> **Task details**
Set down every entry exactly as it was written.

═══ Exercise data

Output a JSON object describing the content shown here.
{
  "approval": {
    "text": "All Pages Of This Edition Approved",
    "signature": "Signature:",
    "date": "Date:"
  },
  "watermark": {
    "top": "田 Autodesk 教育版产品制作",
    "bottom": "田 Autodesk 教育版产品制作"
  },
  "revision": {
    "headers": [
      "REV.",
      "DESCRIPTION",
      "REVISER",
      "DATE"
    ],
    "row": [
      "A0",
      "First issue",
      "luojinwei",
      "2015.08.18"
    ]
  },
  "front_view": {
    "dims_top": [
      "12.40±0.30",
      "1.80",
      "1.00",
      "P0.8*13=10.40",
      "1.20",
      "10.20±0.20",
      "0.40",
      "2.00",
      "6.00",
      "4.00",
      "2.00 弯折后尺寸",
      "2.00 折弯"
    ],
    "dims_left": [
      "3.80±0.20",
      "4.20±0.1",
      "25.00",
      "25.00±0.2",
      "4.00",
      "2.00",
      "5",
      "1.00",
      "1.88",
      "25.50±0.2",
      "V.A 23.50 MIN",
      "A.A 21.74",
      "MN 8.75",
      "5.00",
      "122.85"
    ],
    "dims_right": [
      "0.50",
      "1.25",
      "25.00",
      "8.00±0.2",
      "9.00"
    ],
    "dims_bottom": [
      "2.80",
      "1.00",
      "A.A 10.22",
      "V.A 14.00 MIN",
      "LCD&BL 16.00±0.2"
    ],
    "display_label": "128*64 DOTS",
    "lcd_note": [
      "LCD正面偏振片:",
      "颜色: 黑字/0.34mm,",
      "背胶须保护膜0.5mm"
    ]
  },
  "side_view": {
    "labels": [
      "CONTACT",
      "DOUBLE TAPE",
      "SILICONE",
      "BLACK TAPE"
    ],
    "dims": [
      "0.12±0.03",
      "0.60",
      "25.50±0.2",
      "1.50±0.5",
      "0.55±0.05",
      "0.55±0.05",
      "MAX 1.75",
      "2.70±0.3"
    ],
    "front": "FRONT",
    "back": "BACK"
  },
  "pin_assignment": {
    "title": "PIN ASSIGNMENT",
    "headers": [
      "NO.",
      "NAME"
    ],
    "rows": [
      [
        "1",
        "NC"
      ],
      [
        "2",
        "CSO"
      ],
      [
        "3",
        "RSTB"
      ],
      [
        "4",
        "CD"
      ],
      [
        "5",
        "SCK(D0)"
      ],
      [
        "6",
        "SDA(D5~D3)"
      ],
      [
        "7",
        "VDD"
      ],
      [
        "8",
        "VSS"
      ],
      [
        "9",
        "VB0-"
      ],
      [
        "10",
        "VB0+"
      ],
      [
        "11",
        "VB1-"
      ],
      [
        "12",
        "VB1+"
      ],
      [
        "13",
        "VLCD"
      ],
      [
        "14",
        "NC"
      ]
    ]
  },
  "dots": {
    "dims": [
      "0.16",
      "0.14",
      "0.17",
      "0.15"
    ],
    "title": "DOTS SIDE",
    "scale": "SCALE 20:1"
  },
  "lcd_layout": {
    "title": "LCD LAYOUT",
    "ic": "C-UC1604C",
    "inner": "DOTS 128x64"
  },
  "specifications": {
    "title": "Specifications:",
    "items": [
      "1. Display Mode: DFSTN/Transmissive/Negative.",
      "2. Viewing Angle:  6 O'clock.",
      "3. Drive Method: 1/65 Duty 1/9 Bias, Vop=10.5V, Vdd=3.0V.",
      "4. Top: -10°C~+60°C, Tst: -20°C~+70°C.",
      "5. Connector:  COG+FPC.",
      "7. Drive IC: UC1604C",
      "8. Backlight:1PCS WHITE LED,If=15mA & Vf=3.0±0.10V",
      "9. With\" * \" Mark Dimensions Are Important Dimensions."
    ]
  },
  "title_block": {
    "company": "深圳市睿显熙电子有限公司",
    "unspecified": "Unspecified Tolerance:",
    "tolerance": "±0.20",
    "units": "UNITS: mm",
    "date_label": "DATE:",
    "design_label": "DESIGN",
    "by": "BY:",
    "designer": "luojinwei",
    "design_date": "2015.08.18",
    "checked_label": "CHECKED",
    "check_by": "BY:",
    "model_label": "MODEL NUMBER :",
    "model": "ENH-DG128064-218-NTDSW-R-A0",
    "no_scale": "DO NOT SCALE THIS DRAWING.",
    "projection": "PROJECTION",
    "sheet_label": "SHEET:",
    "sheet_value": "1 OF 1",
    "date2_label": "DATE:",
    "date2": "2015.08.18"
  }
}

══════

> **The answer**
Output a JSON object describing the content shown here.
{
  "approval": {
    "text": "All Pages Of This Edition Approved",
    "signature": "Signature:",
    "date": "Date:"
  },
  "watermark": {
    "top": "田 Autodesk 教育版产品制作",
    "bottom": "田 Autodesk 教育版产品制作"
  },
  "revision": {
    "headers": [
      "REV.",
      "DESCRIPTION",
      "REVISER",
      "DATE"
    ],
    "row": [
      "A0",
      "First issue",
      "luojinwei",
      "2015.08.18"
    ]
  },
  "front_view": {
    "dims_top": [
      "12.40±0.30",
      "1.80",
      "1.00",
      "P0.8*13=10.40",
      "1.20",
      "10.20±0.20",
      "0.40",
      "2.00",
      "6.00",
      "4.00",
      "2.00 弯折后尺寸",
      "2.00 折弯"
    ],
    "dims_left": [
      "3.80±0.20",
      "4.20±0.1",
      "25.00",
      "25.00±0.2",
      "4.00",
      "2.00",
      "5",
      "1.00",
      "1.88",
      "25.50±0.2",
      "V.A 23.50 MIN",
      "A.A 21.74",
      "MN 8.75",
      "5.00",
      "122.85"
    ],
    "dims_right": [
      "0.50",
      "1.25",
      "25.00",
      "8.00±0.2",
      "9.00"
    ],
    "dims_bottom": [
      "2.80",
      "1.00",
      "A.A 10.22",
      "V.A 14.00 MIN",
      "LCD&BL 16.00±0.2"
    ],
    "display_label": "128*64 DOTS",
    "lcd_note": [
      "LCD正面偏振片:",
      "颜色: 黑字/0.34mm,",
      "背胶须保护膜0.5mm"
    ]
  },
  "side_view": {
    "labels": [
      "CONTACT",
      "DOUBLE TAPE",
      "SILICONE",
      "BLACK TAPE"
    ],
    "dims": [
      "0.12±0.03",
      "0.60",
      "25.50±0.2",
      "1.50±0.5",
      "0.55±0.05",
      "0.55±0.05",
      "MAX 1.75",
      "2.70±0.3"
    ],
    "front": "FRONT",
    "back": "BACK"
  },
  "pin_assignment": {
    "title": "PIN ASSIGNMENT",
    "headers": [
      "NO.",
      "NAME"
    ],
    "rows": [
      [
        "1",
        "NC"
      ],
      [
        "2",
        "CSO"
      ],
      [
        "3",
        "RSTB"
      ],
      [
        "4",
        "CD"
      ],
      [
        "5",
        "SCK(D0)"
      ],
      [
        "6",
        "SDA(D5~D3)"
      ],
      [
        "7",
        "VDD"
      ],
      [
        "8",
        "VSS"
      ],
      [
        "9",
        "VB0-"
      ],
      [
        "10",
        "VB0+"
      ],
      [
        "11",
        "VB1-"
      ],
      [
        "12",
        "VB1+"
      ],
      [
        "13",
        "VLCD"
      ],
      [
        "14",
        "NC"
      ]
    ]
  },
  "dots": {
    "dims": [
      "0.16",
      "0.14",
      "0.17",
      "0.15"
    ],
    "title": "DOTS SIDE",
    "scale": "SCALE 20:1"
  },
  "lcd_layout": {
    "title": "LCD LAYOUT",
    "ic": "C-UC1604C",
    "inner": "DOTS 128x64"
  },
  "specifications": {
    "title": "Specifications:",
    "items": [
      "1. Display Mode: DFSTN/Transmissive/Negative.",
      "2. Viewing Angle:  6 O'clock.",
      "3. Drive Method: 1/65 Duty 1/9 Bias, Vop=10.5V, Vdd=3.0V.",
      "4. Top: -10°C~+60°C, Tst: -20°C~+70°C.",
      "5. Connector:  COG+FPC.",
      "7. Drive IC: UC1604C",
      "8. Backlight:1PCS WHITE LED,If=15mA & Vf=3.0±0.10V",
      "9. With\" * \" Mark Dimensions Are Important Dimensions."
    ]
  },
  "title_block": {
    "company": "深圳市睿显熙电子有限公司",
    "unspecified": "Unspecified Tolerance:",
    "tolerance": "±0.20",
    "units": "UNITS: mm",
    "date_label": "DATE:",
    "design_label": "DESIGN",
    "by": "BY:",
    "designer": "luojinwei",
    "design_date": "2015.08.18",
    "checked_label": "CHECKED",
    "check_by": "BY:",
    "model_label": "MODEL NUMBER :",
    "model": "ENH-DG128064-218-NTDSW-R-A0",
    "no_scale": "DO NOT SCALE THIS DRAWING.",
    "projection": "PROJECTION",
    "sheet_label": "SHEET:",
    "sheet_value": "1 OF 1",
    "date2_label": "DATE:",
    "date2": "2015.08.18"
  }
}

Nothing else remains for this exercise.